Problem to work on>
For the records that follow, say how many lines have the word "Alerts" in them. Write the number and nothing more.
[[ Records for this exercise open ]]
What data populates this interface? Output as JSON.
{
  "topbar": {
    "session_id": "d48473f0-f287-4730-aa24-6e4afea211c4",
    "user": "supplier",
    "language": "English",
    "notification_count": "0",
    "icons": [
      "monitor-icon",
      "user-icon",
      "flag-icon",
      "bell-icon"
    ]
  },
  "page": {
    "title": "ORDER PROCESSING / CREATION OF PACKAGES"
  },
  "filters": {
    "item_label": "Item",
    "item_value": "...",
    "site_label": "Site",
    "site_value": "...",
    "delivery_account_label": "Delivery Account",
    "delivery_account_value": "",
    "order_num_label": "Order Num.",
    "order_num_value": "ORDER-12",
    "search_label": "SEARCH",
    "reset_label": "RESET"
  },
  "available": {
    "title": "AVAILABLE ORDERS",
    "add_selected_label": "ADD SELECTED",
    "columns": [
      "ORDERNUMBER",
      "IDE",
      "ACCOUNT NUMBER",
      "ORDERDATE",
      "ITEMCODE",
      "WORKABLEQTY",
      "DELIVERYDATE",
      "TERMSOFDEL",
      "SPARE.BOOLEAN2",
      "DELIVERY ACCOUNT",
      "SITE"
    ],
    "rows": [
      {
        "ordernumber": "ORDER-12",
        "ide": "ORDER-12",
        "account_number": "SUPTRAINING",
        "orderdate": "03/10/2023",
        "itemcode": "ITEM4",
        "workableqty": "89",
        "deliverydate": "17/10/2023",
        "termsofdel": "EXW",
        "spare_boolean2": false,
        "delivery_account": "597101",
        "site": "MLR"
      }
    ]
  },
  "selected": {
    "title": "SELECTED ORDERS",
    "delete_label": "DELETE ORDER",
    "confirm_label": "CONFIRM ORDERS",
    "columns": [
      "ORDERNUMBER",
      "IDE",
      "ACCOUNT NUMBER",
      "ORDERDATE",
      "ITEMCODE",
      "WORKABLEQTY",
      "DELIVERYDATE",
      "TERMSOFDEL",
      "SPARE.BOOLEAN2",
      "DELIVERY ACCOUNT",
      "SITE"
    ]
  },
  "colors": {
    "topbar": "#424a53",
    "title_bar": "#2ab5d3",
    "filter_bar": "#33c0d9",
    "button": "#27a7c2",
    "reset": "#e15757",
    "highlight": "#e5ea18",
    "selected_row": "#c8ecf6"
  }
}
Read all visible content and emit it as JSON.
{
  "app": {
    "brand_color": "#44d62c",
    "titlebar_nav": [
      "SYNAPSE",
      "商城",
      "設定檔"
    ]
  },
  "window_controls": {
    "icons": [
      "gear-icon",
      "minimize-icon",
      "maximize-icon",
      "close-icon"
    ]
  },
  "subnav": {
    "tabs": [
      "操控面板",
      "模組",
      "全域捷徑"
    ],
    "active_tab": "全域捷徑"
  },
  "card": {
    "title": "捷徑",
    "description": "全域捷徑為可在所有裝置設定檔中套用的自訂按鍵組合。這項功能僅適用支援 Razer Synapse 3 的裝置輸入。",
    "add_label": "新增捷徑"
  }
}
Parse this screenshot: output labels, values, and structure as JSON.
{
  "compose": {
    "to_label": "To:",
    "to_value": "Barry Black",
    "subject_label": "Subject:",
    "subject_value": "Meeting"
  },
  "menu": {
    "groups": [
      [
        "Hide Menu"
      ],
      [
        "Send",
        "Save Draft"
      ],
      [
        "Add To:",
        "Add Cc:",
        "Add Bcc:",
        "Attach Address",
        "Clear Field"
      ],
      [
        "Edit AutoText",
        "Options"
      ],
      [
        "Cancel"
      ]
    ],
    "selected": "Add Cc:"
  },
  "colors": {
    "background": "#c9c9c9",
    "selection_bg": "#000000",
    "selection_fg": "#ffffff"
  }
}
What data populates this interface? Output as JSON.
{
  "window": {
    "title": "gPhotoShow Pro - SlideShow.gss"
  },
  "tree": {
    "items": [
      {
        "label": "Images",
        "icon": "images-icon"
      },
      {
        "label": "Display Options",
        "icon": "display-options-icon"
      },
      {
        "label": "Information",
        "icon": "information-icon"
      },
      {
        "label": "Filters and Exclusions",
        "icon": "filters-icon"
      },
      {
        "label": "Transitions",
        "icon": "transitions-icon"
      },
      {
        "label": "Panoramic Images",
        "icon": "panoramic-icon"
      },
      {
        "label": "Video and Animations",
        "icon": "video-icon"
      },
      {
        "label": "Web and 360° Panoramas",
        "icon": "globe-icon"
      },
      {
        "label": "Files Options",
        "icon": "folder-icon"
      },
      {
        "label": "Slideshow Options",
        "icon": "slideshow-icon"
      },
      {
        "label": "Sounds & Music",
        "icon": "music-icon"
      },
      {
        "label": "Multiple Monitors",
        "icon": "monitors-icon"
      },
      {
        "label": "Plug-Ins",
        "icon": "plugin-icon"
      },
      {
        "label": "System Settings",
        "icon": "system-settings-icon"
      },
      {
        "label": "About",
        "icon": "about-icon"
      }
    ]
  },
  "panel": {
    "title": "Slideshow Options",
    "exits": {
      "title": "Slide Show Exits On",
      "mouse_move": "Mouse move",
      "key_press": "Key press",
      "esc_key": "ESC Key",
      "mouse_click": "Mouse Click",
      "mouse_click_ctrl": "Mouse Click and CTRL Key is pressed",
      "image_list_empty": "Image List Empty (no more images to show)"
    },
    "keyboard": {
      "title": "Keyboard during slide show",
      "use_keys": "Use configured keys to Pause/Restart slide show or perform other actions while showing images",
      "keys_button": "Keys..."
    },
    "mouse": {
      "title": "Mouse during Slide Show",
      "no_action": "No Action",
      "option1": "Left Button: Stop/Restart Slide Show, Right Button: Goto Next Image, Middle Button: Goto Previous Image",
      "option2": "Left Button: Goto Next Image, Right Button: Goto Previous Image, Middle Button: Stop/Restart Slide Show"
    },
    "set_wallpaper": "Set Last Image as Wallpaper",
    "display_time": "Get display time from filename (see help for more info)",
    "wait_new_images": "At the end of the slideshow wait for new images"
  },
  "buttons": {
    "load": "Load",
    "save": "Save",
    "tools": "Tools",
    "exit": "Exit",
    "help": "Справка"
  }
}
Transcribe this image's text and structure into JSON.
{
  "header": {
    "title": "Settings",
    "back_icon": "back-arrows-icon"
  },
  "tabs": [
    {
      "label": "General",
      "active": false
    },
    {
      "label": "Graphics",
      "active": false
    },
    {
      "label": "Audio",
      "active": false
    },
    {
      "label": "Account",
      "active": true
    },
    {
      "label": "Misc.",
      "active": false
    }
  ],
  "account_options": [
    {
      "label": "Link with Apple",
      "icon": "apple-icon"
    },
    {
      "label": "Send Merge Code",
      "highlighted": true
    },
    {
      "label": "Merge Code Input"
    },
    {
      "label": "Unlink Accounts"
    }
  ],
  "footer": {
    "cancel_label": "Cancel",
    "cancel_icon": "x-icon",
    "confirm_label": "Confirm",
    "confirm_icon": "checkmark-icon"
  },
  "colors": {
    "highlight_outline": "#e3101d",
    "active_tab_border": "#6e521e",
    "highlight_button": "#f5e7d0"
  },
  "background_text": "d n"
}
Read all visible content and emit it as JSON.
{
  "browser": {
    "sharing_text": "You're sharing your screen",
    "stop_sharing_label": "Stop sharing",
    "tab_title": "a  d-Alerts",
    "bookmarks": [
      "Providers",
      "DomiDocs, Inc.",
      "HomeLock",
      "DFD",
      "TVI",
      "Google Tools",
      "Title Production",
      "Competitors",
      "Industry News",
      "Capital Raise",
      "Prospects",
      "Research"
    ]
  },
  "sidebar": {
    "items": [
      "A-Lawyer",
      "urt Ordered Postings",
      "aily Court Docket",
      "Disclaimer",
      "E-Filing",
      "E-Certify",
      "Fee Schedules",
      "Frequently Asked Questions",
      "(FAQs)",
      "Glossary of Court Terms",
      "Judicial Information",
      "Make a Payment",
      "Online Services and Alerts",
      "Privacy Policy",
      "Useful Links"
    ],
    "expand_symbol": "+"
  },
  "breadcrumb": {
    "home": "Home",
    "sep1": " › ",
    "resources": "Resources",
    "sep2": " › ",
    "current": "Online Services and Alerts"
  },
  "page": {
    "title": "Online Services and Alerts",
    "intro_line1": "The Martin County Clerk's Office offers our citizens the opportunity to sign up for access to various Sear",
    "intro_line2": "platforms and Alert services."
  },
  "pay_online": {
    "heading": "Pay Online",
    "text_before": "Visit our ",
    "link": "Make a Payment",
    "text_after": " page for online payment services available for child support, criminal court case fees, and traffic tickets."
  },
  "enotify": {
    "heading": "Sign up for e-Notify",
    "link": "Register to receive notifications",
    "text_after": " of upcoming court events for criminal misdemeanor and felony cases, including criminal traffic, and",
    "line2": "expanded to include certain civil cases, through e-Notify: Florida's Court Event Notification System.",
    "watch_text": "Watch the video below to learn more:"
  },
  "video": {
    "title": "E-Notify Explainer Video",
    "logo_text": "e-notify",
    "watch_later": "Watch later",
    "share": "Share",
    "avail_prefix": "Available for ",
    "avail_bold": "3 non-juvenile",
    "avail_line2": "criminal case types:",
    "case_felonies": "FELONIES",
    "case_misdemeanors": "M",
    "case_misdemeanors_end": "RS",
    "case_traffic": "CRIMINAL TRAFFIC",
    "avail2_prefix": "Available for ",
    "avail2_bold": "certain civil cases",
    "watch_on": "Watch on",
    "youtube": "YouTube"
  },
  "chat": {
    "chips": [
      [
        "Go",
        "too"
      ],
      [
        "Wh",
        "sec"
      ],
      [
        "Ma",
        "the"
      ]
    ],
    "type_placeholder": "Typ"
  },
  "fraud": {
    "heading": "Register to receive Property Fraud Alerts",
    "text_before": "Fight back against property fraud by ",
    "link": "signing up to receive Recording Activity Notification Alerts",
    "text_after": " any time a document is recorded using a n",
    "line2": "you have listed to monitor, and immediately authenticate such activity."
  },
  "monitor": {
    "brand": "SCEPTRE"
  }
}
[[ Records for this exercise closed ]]
Task output>
6